The longest known Southwest drug-smuggling tunnel into the United States has been discovered at the Mexican border, officials said Wednesday.
The intricate underground pathway is more than three-quarters of a mile long and features a rail system and an elevator, according to US Customs and Border Protection.
One tunnel entrance is in an industrial area in Tijuana, Mexico, and stretches more than 4,300 feet into a San Diego neighborhood, CBP said.
“The sophistication and length of this particular tunnel demonstrates the time-consuming efforts transnational criminal organizations will undertake to facilitate cross-border smuggling,” said Cardell Morant, acting special agent in charge of the Homeland Security Investigations division of Immigration and Customs Enforcement in San Diego.
The passageway, discovered by authorities in August, is about 5½ feet high and 2 feet wide and is an average 70 feet below ground.

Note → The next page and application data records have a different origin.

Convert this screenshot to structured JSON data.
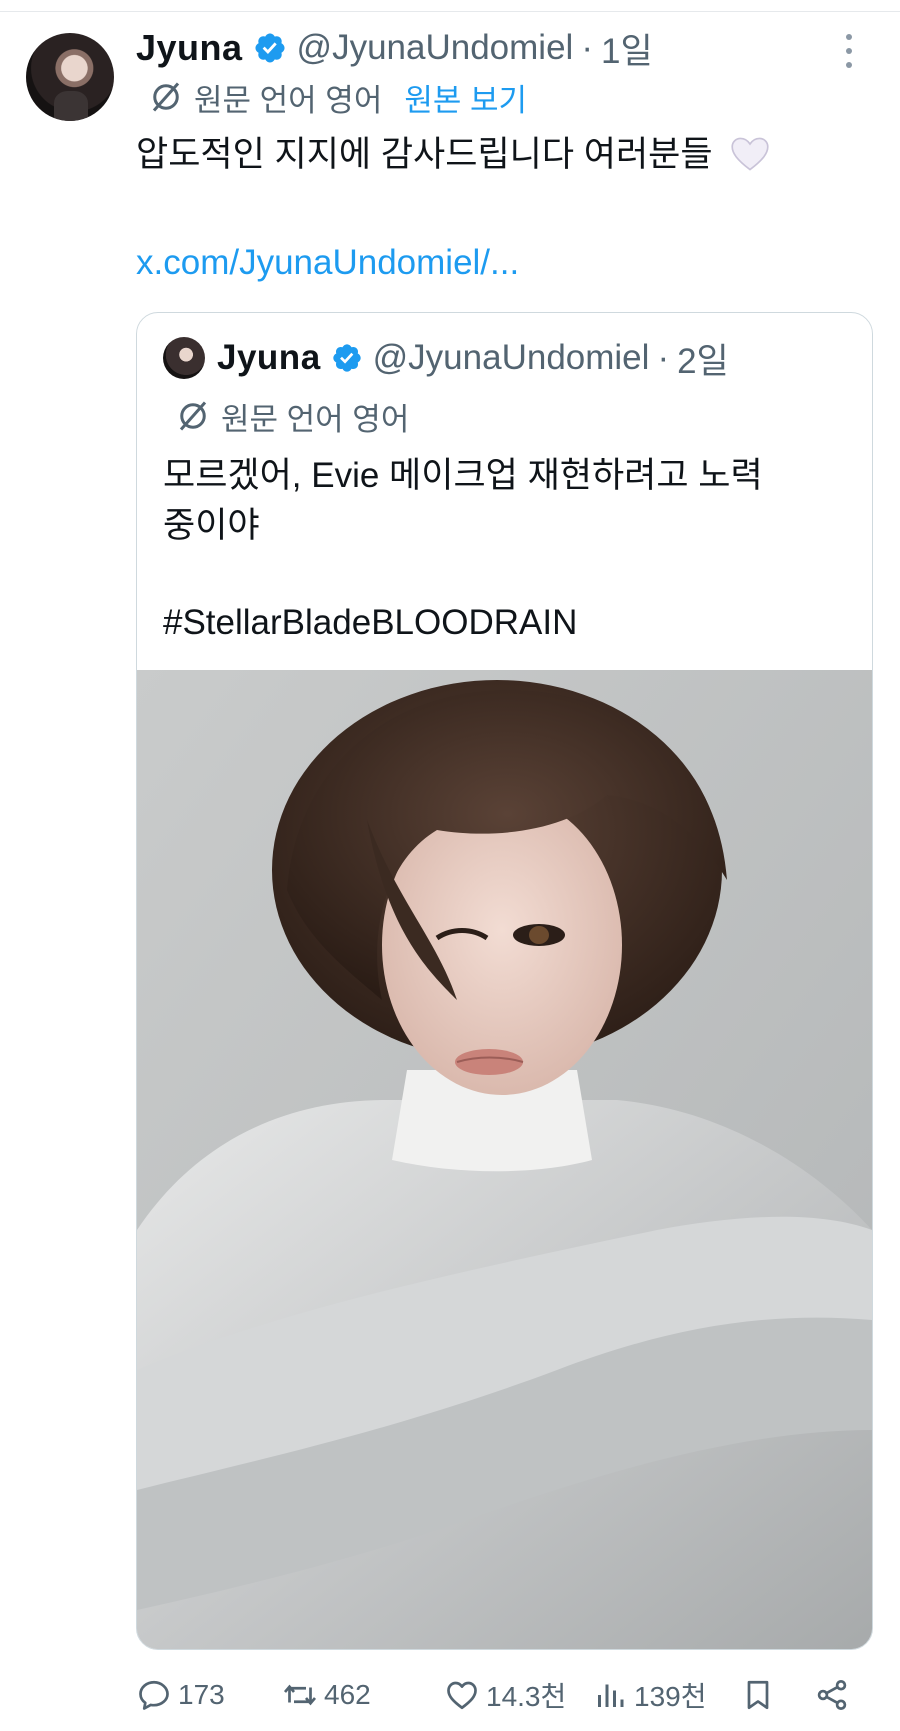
{
  "tweet": {
    "author_name": "Jyuna",
    "handle": "@JyunaUndomiel",
    "separator": "·",
    "time": "1일",
    "translation_note": "원문 언어 영어",
    "show_original": "원본 보기",
    "text": "압도적인 지지에 감사드립니다 여러분들",
    "link": "x.com/JyunaUndomiel/..."
  },
  "quoted_tweet": {
    "author_name": "Jyuna",
    "handle": "@JyunaUndomiel",
    "separator": "·",
    "time": "2일",
    "translation_note": "원문 언어 영어",
    "text_line1": "모르겠어, Evie 메이크업 재현하려고 노력",
    "text_line2": "중이야",
    "hashtag": "#StellarBladeBLOODRAIN"
  },
  "actions": {
    "replies": "173",
    "reposts": "462",
    "likes": "14.3천",
    "views": "139천"
  },
  "icons": {
    "verified": "verified-badge-icon",
    "translate": "translate-icon",
    "more": "more-icon",
    "reply": "reply-icon",
    "repost": "repost-icon",
    "like": "like-icon",
    "views": "views-icon",
    "bookmark": "bookmark-icon",
    "share": "share-icon",
    "emoji": "white-heart-emoji"
  },
  "colors": {
    "accent": "#1d9bf0",
    "secondary_text": "#536471",
    "primary_text": "#0f1419",
    "border": "#cfd9de"
  }
}
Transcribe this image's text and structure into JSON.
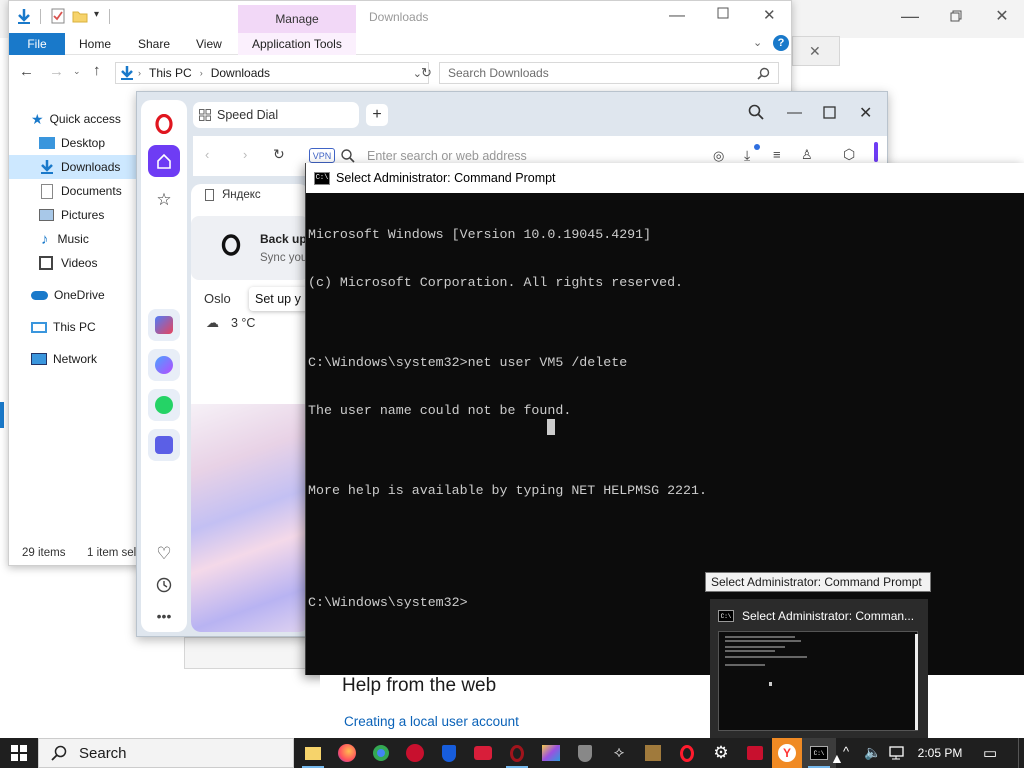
{
  "background_window": {
    "help_heading": "Help from the web",
    "help_link": "Creating a local user account"
  },
  "explorer": {
    "title": "Downloads",
    "ribbon_tabs": [
      "File",
      "Home",
      "Share",
      "View"
    ],
    "contextual_group": "Manage",
    "contextual_tab": "Application Tools",
    "breadcrumb": [
      "This PC",
      "Downloads"
    ],
    "search_placeholder": "Search Downloads",
    "nav": {
      "quick_access": "Quick access",
      "items": [
        "Desktop",
        "Downloads",
        "Documents",
        "Pictures",
        "Music",
        "Videos"
      ],
      "onedrive": "OneDrive",
      "this_pc": "This PC",
      "network": "Network"
    },
    "status": {
      "items_count": "29 items",
      "selection": "1 item sel"
    }
  },
  "opera": {
    "tab_title": "Speed Dial",
    "url_placeholder": "Enter search or web address",
    "vpn_label": "VPN",
    "bookmark": "Яндекс",
    "backup_title": "Back up",
    "backup_sub": "Sync you",
    "weather_city": "Oslo",
    "weather_temp": "3 °C",
    "setup_tooltip": "Set up y"
  },
  "cmd": {
    "title": "Select Administrator: Command Prompt",
    "lines": [
      "Microsoft Windows [Version 10.0.19045.4291]",
      "(c) Microsoft Corporation. All rights reserved.",
      "",
      "C:\\Windows\\system32>net user VM5 /delete",
      "The user name could not be found.",
      "",
      "More help is available by typing NET HELPMSG 2221.",
      "",
      "",
      "C:\\Windows\\system32>"
    ]
  },
  "tooltip": "Select Administrator: Command Prompt",
  "thumbnail_title": "Select Administrator: Comman...",
  "taskbar": {
    "search_label": "Search",
    "clock": "2:05 PM"
  }
}
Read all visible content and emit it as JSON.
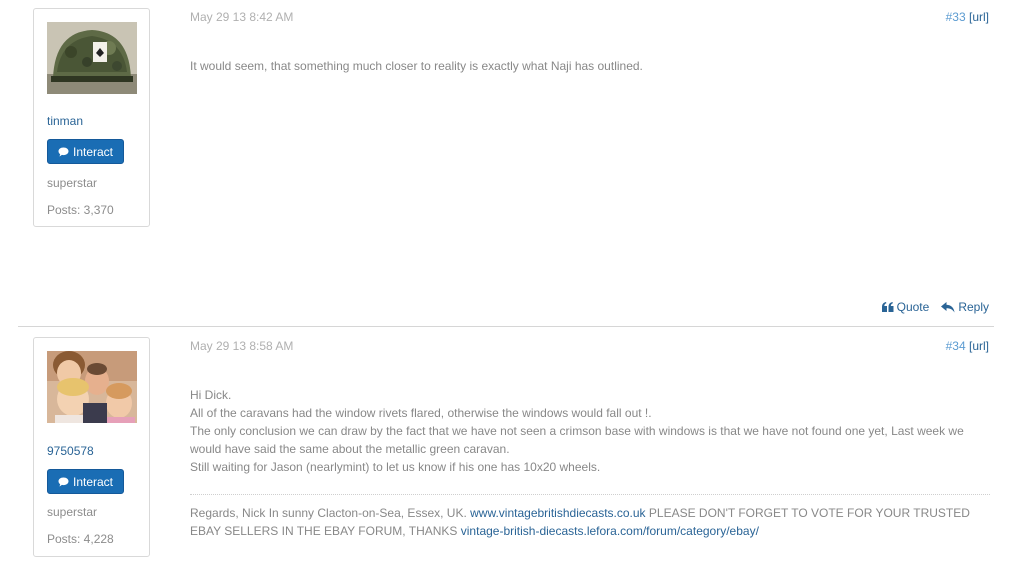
{
  "posts": [
    {
      "author": "tinman",
      "interact_label": "Interact",
      "rank": "superstar",
      "posts_count": "Posts: 3,370",
      "date": "May 29 13 8:42 AM",
      "post_number": "#33",
      "url_label": "[url]",
      "body": [
        "It would seem, that something much closer to reality is exactly what Naji has outlined."
      ]
    },
    {
      "author": "9750578",
      "interact_label": "Interact",
      "rank": "superstar",
      "posts_count": "Posts: 4,228",
      "date": "May 29 13 8:58 AM",
      "post_number": "#34",
      "url_label": "[url]",
      "body": [
        "Hi Dick.",
        "All of the caravans had the window rivets flared, otherwise the windows would fall out !.",
        "The only conclusion we can draw by the fact that we have not seen a crimson base with windows is that we have not found one yet, Last week we would have said the same about the metallic green caravan.",
        "Still waiting for Jason (nearlymint) to let us know if his one has 10x20 wheels."
      ],
      "signature": {
        "text1": "Regards, Nick In sunny Clacton-on-Sea, Essex, UK.",
        "link1": "www.vintagebritishdiecasts.co.uk",
        "text2": "PLEASE DON'T FORGET TO VOTE FOR YOUR TRUSTED EBAY SELLERS IN THE EBAY FORUM, THANKS",
        "link2": "vintage-british-diecasts.lefora.com/forum/category/ebay/"
      }
    }
  ],
  "actions": {
    "quote_label": "Quote",
    "reply_label": "Reply"
  },
  "colors": {
    "link": "#2a6496",
    "button": "#1a6db4",
    "meta": "#b0b0b0",
    "text": "#888888"
  }
}
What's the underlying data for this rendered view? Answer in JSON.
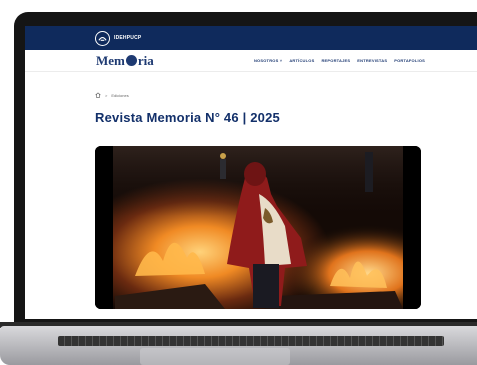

In addition to an extensive rail-cart system and an elevator at one tunnel entrance, the passageway is outfitted with a ventilation system, high-voltage power cables and a complex drainage system, CBP said.